BB: That's incredibly flattering, and I assure you that it has a very big impact on me, not because it drives my ego, but because they care as much as I do. To answer your question, I haven't been able to sit down and have any conversations. This is relatively new to everyone. The fact of the matter is that it is there and there's no getting around that.
Blez: Billy, just tell us you'll stay please?
BB: Well, I love the fact that most of the people that follow this team have started to have an understanding of what we're up against and ultimately, have faith in the product we're going to put out on the field over the course of time. I just haven't had the chance to sit down and...
Blez: Take in what it really means yet?
BB: Exactly. I have no idea what's going to be done from this point forward.
Blez: You've worked with Lewis Wolff for about a year now?
BB: Well, I've only gotten to meet him a couple of times. I've had no sort of substantive conversations with him yet and ask him the questions I'd want to ask him. But it's there.
Blez: You've got to let us know because we're dying over here waiting to see if you'll leave. Honestly, when a franchise can trade pitchers the quality of Hudson and Mulder and people on the site and elsewhere are saying, "It'll be all right as long as Billy stays here..." that's remarkable.
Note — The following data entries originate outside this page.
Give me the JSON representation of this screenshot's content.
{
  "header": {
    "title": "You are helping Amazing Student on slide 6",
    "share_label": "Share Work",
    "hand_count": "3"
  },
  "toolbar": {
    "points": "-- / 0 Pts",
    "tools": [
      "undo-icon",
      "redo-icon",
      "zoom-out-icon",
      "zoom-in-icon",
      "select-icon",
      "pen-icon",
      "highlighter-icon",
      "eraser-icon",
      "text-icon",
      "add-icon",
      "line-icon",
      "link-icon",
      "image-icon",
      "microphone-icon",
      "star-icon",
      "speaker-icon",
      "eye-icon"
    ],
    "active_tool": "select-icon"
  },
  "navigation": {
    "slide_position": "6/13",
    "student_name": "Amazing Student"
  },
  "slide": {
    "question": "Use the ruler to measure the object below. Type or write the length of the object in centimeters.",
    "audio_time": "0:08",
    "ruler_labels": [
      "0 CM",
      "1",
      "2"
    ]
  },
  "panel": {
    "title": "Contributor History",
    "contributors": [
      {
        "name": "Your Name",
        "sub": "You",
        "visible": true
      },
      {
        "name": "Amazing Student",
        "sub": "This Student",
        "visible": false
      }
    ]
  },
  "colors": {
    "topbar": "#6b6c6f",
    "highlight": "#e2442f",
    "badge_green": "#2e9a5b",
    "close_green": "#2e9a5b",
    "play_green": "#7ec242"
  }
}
BB: Believe me, when I read and hear that, it only increases my loyalty. It's what makes this job special. It does mean a lot to me. It really does. Because of those opinions and the bulk of the people who follow this team, it absolutely does have an impact on me. It does, no doubt. If I have a personal and different egotistical agenda, I would've taken a different path a few years ago. I truly do care about the people that mean something to me, and that's the people that follow this team. I've always felt that support and it's allowed me to do things with conviction, in many cases, it's helped me. What doesn't matter to me is people trying to sell newspapers. [What matters is] the people who follow this team and truly understand the circumstances we're in.
Blez: The people on the site will let you know they appreciate that as soon as they hear it.
BB: I've always felt this incredible support from the cyber-world. We joke about it. Myself and Paul (DePodesta). The one thing I have that Paul hasn't really acquired yet in Los Angeles 'cause it takes time, is that kind of support.
Yes, Billy does have that support from THIS community...
Coming soon, Billy's thought process on trading the Big Three, his thoughts on marketing gimmicks (including a classic quote about Barney the Dinosaur) and how he feels about his restructured team.